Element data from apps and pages
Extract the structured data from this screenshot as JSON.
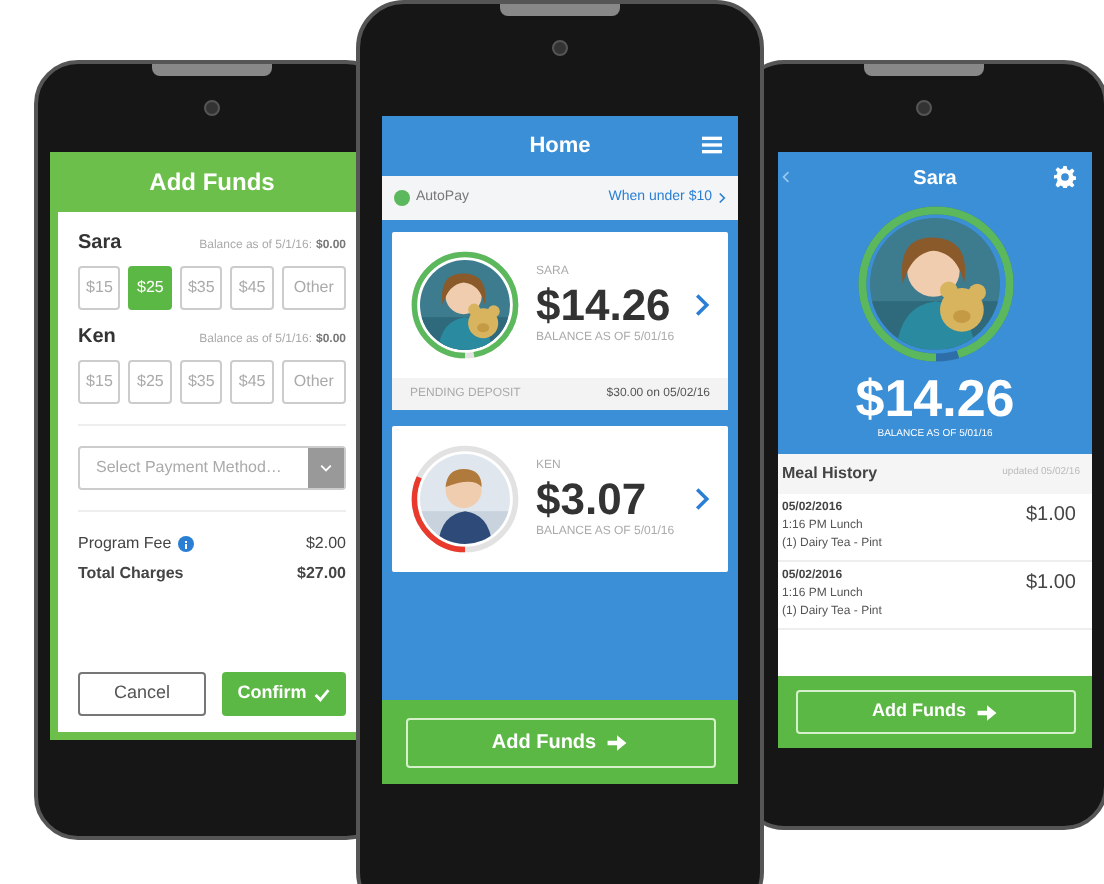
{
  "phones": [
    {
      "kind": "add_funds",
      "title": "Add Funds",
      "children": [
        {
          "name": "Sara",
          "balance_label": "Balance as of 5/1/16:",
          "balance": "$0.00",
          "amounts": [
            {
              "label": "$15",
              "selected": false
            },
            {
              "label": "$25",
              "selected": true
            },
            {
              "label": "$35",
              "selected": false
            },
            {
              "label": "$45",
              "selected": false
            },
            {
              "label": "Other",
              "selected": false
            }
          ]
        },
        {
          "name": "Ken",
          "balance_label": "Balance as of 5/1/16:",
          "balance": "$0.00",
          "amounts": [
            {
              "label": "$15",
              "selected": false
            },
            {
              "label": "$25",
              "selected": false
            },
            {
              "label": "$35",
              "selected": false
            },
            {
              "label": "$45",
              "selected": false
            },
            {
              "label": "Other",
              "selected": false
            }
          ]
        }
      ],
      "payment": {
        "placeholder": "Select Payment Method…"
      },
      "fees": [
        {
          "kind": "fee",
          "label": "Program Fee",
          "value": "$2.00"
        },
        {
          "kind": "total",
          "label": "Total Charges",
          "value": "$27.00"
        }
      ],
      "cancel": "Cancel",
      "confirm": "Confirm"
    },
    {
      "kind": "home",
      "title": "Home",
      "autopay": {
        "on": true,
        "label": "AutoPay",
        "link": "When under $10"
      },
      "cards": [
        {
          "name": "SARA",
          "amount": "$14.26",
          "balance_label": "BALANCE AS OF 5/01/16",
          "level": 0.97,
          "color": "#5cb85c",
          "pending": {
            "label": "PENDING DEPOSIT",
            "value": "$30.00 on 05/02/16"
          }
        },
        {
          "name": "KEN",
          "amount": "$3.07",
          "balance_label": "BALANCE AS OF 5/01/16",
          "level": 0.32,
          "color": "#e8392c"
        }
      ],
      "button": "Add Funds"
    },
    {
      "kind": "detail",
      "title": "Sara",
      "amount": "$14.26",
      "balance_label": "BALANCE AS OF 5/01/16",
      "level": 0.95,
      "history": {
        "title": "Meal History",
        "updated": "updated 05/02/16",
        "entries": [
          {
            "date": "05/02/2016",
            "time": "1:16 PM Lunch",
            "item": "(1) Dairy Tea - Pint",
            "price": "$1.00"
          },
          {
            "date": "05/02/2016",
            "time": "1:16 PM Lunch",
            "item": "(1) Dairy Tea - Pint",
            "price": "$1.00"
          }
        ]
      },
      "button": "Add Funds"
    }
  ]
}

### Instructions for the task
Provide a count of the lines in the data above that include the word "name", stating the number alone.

### Solution below
4